Work to complete
Your copy should match the records below exactly, except for the pictures.

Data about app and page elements

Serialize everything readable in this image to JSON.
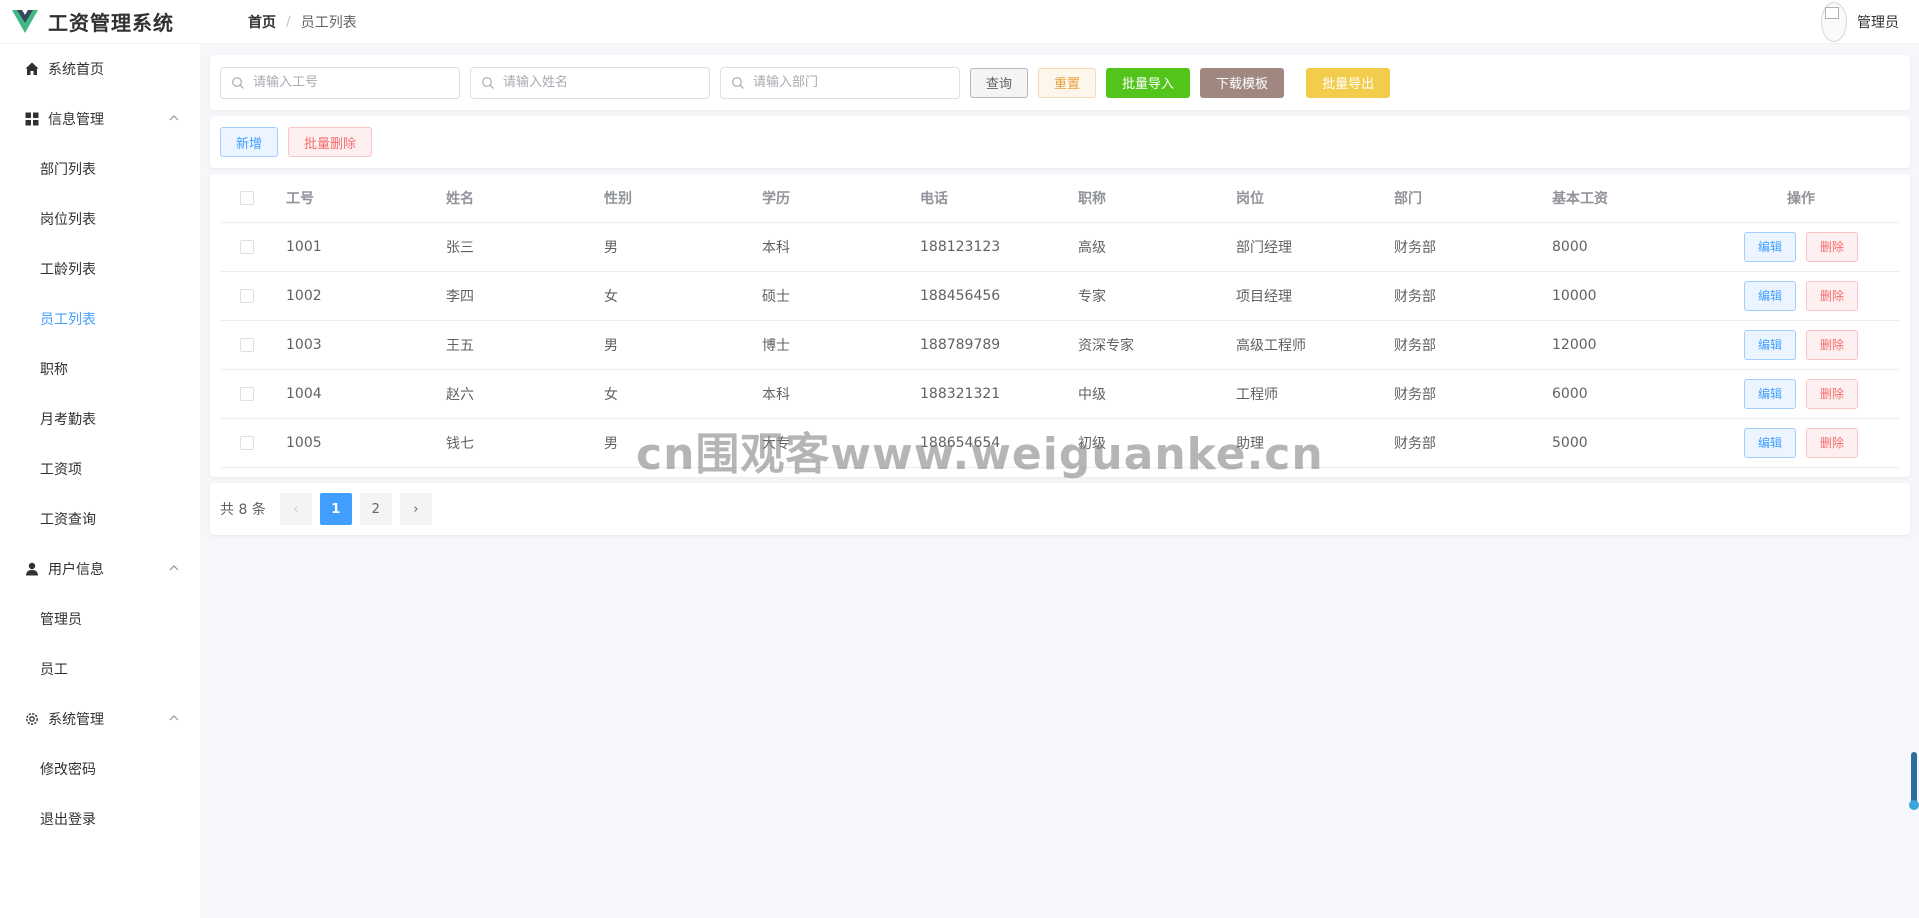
{
  "app": {
    "title": "工资管理系统"
  },
  "breadcrumb": {
    "home": "首页",
    "separator": "/",
    "current": "员工列表"
  },
  "user": {
    "name": "管理员"
  },
  "sidebar": {
    "home": "系统首页",
    "info_group": "信息管理",
    "info_items": [
      "部门列表",
      "岗位列表",
      "工龄列表",
      "员工列表",
      "职称",
      "月考勤表",
      "工资项",
      "工资查询"
    ],
    "user_group": "用户信息",
    "user_items": [
      "管理员",
      "员工"
    ],
    "system_group": "系统管理",
    "system_items": [
      "修改密码",
      "退出登录"
    ]
  },
  "search": {
    "id_placeholder": "请输入工号",
    "name_placeholder": "请输入姓名",
    "dept_placeholder": "请输入部门",
    "query": "查询",
    "reset": "重置",
    "batch_import": "批量导入",
    "download_template": "下载模板",
    "batch_export": "批量导出"
  },
  "toolbar": {
    "add": "新增",
    "batch_delete": "批量删除"
  },
  "table": {
    "headers": [
      "工号",
      "姓名",
      "性别",
      "学历",
      "电话",
      "职称",
      "岗位",
      "部门",
      "基本工资",
      "操作"
    ],
    "edit_label": "编辑",
    "delete_label": "删除",
    "rows": [
      {
        "id": "1001",
        "name": "张三",
        "gender": "男",
        "education": "本科",
        "phone": "188123123",
        "title": "高级",
        "post": "部门经理",
        "dept": "财务部",
        "salary": "8000"
      },
      {
        "id": "1002",
        "name": "李四",
        "gender": "女",
        "education": "硕士",
        "phone": "188456456",
        "title": "专家",
        "post": "项目经理",
        "dept": "财务部",
        "salary": "10000"
      },
      {
        "id": "1003",
        "name": "王五",
        "gender": "男",
        "education": "博士",
        "phone": "188789789",
        "title": "资深专家",
        "post": "高级工程师",
        "dept": "财务部",
        "salary": "12000"
      },
      {
        "id": "1004",
        "name": "赵六",
        "gender": "女",
        "education": "本科",
        "phone": "188321321",
        "title": "中级",
        "post": "工程师",
        "dept": "财务部",
        "salary": "6000"
      },
      {
        "id": "1005",
        "name": "钱七",
        "gender": "男",
        "education": "大专",
        "phone": "188654654",
        "title": "初级",
        "post": "助理",
        "dept": "财务部",
        "salary": "5000"
      }
    ]
  },
  "pagination": {
    "total": "共 8 条",
    "prev": "‹",
    "next": "›",
    "pages": [
      "1",
      "2"
    ],
    "current": "1"
  },
  "watermark": "cn围观客www.weiguanke.cn",
  "colors": {
    "primary": "#409eff",
    "success": "#52c41a",
    "warning": "#f3cc4c",
    "danger": "#f56c6c",
    "brand_green": "#41b883",
    "brand_dark": "#34495e"
  }
}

Exercise output
Serialize everything readable in this image to JSON.
{
  "app": {
    "title": "工资管理系统"
  },
  "breadcrumb": {
    "home": "首页",
    "separator": "/",
    "current": "员工列表"
  },
  "user": {
    "name": "管理员"
  },
  "sidebar": {
    "home": "系统首页",
    "info_group": "信息管理",
    "info_items": [
      "部门列表",
      "岗位列表",
      "工龄列表",
      "员工列表",
      "职称",
      "月考勤表",
      "工资项",
      "工资查询"
    ],
    "user_group": "用户信息",
    "user_items": [
      "管理员",
      "员工"
    ],
    "system_group": "系统管理",
    "system_items": [
      "修改密码",
      "退出登录"
    ]
  },
  "search": {
    "id_placeholder": "请输入工号",
    "name_placeholder": "请输入姓名",
    "dept_placeholder": "请输入部门",
    "query": "查询",
    "reset": "重置",
    "batch_import": "批量导入",
    "download_template": "下载模板",
    "batch_export": "批量导出"
  },
  "toolbar": {
    "add": "新增",
    "batch_delete": "批量删除"
  },
  "table": {
    "headers": [
      "工号",
      "姓名",
      "性别",
      "学历",
      "电话",
      "职称",
      "岗位",
      "部门",
      "基本工资",
      "操作"
    ],
    "edit_label": "编辑",
    "delete_label": "删除",
    "rows": [
      {
        "id": "1001",
        "name": "张三",
        "gender": "男",
        "education": "本科",
        "phone": "188123123",
        "title": "高级",
        "post": "部门经理",
        "dept": "财务部",
        "salary": "8000"
      },
      {
        "id": "1002",
        "name": "李四",
        "gender": "女",
        "education": "硕士",
        "phone": "188456456",
        "title": "专家",
        "post": "项目经理",
        "dept": "财务部",
        "salary": "10000"
      },
      {
        "id": "1003",
        "name": "王五",
        "gender": "男",
        "education": "博士",
        "phone": "188789789",
        "title": "资深专家",
        "post": "高级工程师",
        "dept": "财务部",
        "salary": "12000"
      },
      {
        "id": "1004",
        "name": "赵六",
        "gender": "女",
        "education": "本科",
        "phone": "188321321",
        "title": "中级",
        "post": "工程师",
        "dept": "财务部",
        "salary": "6000"
      },
      {
        "id": "1005",
        "name": "钱七",
        "gender": "男",
        "education": "大专",
        "phone": "188654654",
        "title": "初级",
        "post": "助理",
        "dept": "财务部",
        "salary": "5000"
      }
    ]
  },
  "pagination": {
    "total": "共 8 条",
    "prev": "‹",
    "next": "›",
    "pages": [
      "1",
      "2"
    ],
    "current": "1"
  },
  "watermark": "cn围观客www.weiguanke.cn",
  "colors": {
    "primary": "#409eff",
    "success": "#52c41a",
    "warning": "#f3cc4c",
    "danger": "#f56c6c",
    "brand_green": "#41b883",
    "brand_dark": "#34495e"
  }
}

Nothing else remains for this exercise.